Tuesday, August 5, 2008

Guest Blogger: Jayne Relaford Brown

Dispatch from Downunder 3: Hello from Hobart

After days of recuperating from a luggage-tugging (re)injury that left me unable to lift a spoon to my mouth or type, and a screamingly horrible internet connection here at hotel, here I hope is blogpost. Thanks to The Write Bunch for letting me communicate here--it's added a lot to the trip in terms of seeing/thinking like a writer, and really keeping images and memories in my head.

First, a backup to Eungella (pronounced Yung'la, Land of the Clouds in the aboriginal), the one place we have made a point to return to each visit. The Platypus Pool on the Broken River is my kind of place of worship. In this rainforest pocket, people from all over the world gather, hushed, in anticipation and near-silence. A ripple, a few bubbles, and "There! There!" softly in several languages, or the universal pointing, as a platypus surfaces and we all fall in love. Every time they are still smaller than I expect, only a foot long or so--duckbill, fur, feet and eyeliner that could look fierce or sweet. A few seconds of paddling and they're gone again as we all follow the ripples to the next surfacing.

The road to Eungella goes across the cane fields, past the cane trains and the sugar factories smelling of molasses, up 4.5 ks of 12% grade, and into the mountainsides of waterfalls, palms, shaggy cedars, strangler figs and staghorn ferns. I walked one of the trails with a bottle of water, my camera, and a little note with my name and "Meeting Janice Chernekoff at Broken River tea room." Our cell phones are useless here, and our wallets in the woods. Excitement tippled with fear to be on a trail alone with only one encounter in 5 ks. But the beauty--worth it. How many pictures of a stunning trail turning deeper into rainforest an you take? Heaps, when each turn is more beautiful. And the soft mossy path is heaven.

Hobart--go there if you can. Lonely Planet says 3rd most photogenic city in the world. It rises San Francisco-like from the bay to rooftops on the hill to snow-covered Mt. Wellington, where eucalyptus have adapted to bush-size to survive. (Cadbury Factory!) Downside is the convict past. We went to the Female Factory, a prison where women and children were brought for "crimes" like stealing shawls or food, or "bad behavior," generally accused by partners or bosses. They were sentenced to hard labor, sent out to work as maids, then sentenced to more hard labor when they got pregnant. There's a dig exposing 3 of the stone cells, about the size of dog runs at the pound. Then you can go to the gift shop and buy strawberry fudge. One bright note: there's a legendary protest where several hundred of them exposed their bare bums to the governor and his wife, slapping them (their bums) to register their contempt.

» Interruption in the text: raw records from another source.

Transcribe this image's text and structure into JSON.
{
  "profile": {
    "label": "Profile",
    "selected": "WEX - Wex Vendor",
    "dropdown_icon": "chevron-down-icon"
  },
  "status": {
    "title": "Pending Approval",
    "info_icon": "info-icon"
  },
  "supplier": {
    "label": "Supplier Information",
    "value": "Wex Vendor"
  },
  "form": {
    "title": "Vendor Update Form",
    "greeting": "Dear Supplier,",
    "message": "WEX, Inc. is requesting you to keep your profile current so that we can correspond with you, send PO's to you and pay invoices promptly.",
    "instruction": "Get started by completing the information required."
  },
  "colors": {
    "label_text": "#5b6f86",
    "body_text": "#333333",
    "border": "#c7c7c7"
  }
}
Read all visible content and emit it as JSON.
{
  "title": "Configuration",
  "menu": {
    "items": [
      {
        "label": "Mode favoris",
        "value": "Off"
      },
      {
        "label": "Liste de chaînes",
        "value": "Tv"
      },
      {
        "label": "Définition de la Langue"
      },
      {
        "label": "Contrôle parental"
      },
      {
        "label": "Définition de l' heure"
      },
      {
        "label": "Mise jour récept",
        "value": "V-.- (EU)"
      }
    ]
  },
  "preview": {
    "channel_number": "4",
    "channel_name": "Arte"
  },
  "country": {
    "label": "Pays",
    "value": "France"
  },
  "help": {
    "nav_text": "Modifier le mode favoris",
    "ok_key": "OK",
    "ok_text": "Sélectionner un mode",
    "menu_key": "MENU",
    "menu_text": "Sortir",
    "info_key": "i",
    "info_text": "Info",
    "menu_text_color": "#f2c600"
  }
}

We're off to Bruny Island this morning, hoping to see the penguin rookery, the southernmost lighthouse and pub in Australia. I'm in love with Tasmania, so happy we came. More to come. Cheers to all. Jayne

1 comment:

Nancy said...

Jayne - A platypus??? Now I truly am jealous, really. Thanks for the dispatches from Downunder. Love to you and Janice.